Exercise objective =>
Reading the listing below, count the lines that contain the word "snippet" and give that count alone.

Source data =>
------------------------------------------------------------------------

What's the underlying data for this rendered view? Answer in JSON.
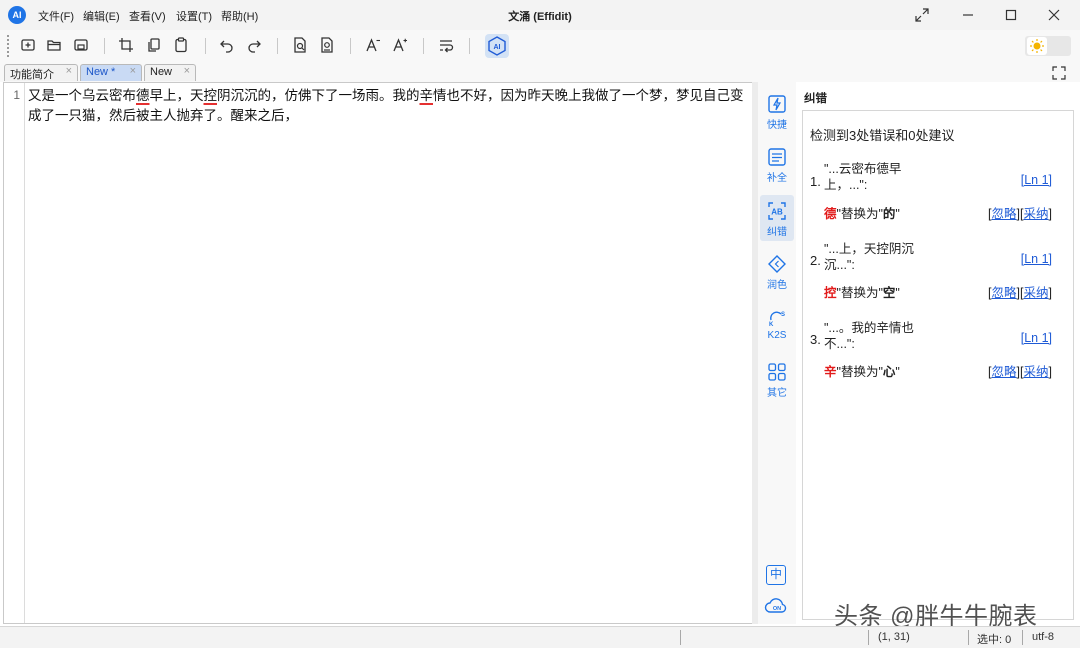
{
  "app": {
    "title": "文涌 (Effidit)",
    "logo_text": "AI"
  },
  "menu": [
    "文件(F)",
    "编辑(E)",
    "查看(V)",
    "设置(T)",
    "帮助(H)"
  ],
  "toolbar": {
    "icons": [
      "new-file-icon",
      "open-file-icon",
      "save-icon",
      "crop-icon",
      "copy-icon",
      "paste-icon",
      "undo-icon",
      "redo-icon",
      "find-icon",
      "replace-icon",
      "font-decrease-icon",
      "font-increase-icon",
      "wrap-icon",
      "ai-assist-icon"
    ],
    "ai_label": "AI"
  },
  "tabs": [
    {
      "label": "功能简介",
      "active": false
    },
    {
      "label": "New *",
      "active": true
    },
    {
      "label": "New",
      "active": false
    }
  ],
  "tab_close": "×",
  "editor": {
    "line_number": "1",
    "segments": [
      {
        "text": "又是一个乌云密布",
        "error": false
      },
      {
        "text": "德",
        "error": true
      },
      {
        "text": "早上，天",
        "error": false
      },
      {
        "text": "控",
        "error": true
      },
      {
        "text": "阴沉沉的，仿佛下了一场雨。我的",
        "error": false
      },
      {
        "text": "辛",
        "error": true
      },
      {
        "text": "情也不好，因为昨天晚上我做了一个梦，梦见自己变成了一只猫，然后被主人抛弃了。醒来之后，",
        "error": false
      }
    ]
  },
  "sidebar": [
    {
      "label": "快捷",
      "icon": "lightning-icon"
    },
    {
      "label": "补全",
      "icon": "complete-icon"
    },
    {
      "label": "纠错",
      "icon": "proofread-icon"
    },
    {
      "label": "润色",
      "icon": "polish-icon"
    },
    {
      "label": "K2S",
      "icon": "k2s-icon"
    },
    {
      "label": "其它",
      "icon": "grid-icon"
    }
  ],
  "zh_button": "中",
  "cloud_label": "ON",
  "panel": {
    "title": "纠错",
    "summary": "检测到3处错误和0处建议",
    "issues": [
      {
        "num": "1.",
        "snippet": "\"...云密布德早上，...\":",
        "ln": "[Ln 1]",
        "wrong": "德",
        "mid": "替换为",
        "right": "的",
        "ignore": "忽略",
        "accept": "采纳"
      },
      {
        "num": "2.",
        "snippet": "\"...上，天控阴沉沉...\":",
        "ln": "[Ln 1]",
        "wrong": "控",
        "mid": "替换为",
        "right": "空",
        "ignore": "忽略",
        "accept": "采纳"
      },
      {
        "num": "3.",
        "snippet": "\"...。我的辛情也不...\":",
        "ln": "[Ln 1]",
        "wrong": "辛",
        "mid": "替换为",
        "right": "心",
        "ignore": "忽略",
        "accept": "采纳"
      }
    ]
  },
  "status": {
    "position": "(1, 31)",
    "selection": "选中: 0",
    "encoding": "utf-8"
  },
  "watermark": "头条 @胖牛牛腕表"
}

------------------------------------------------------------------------

Result below =>
3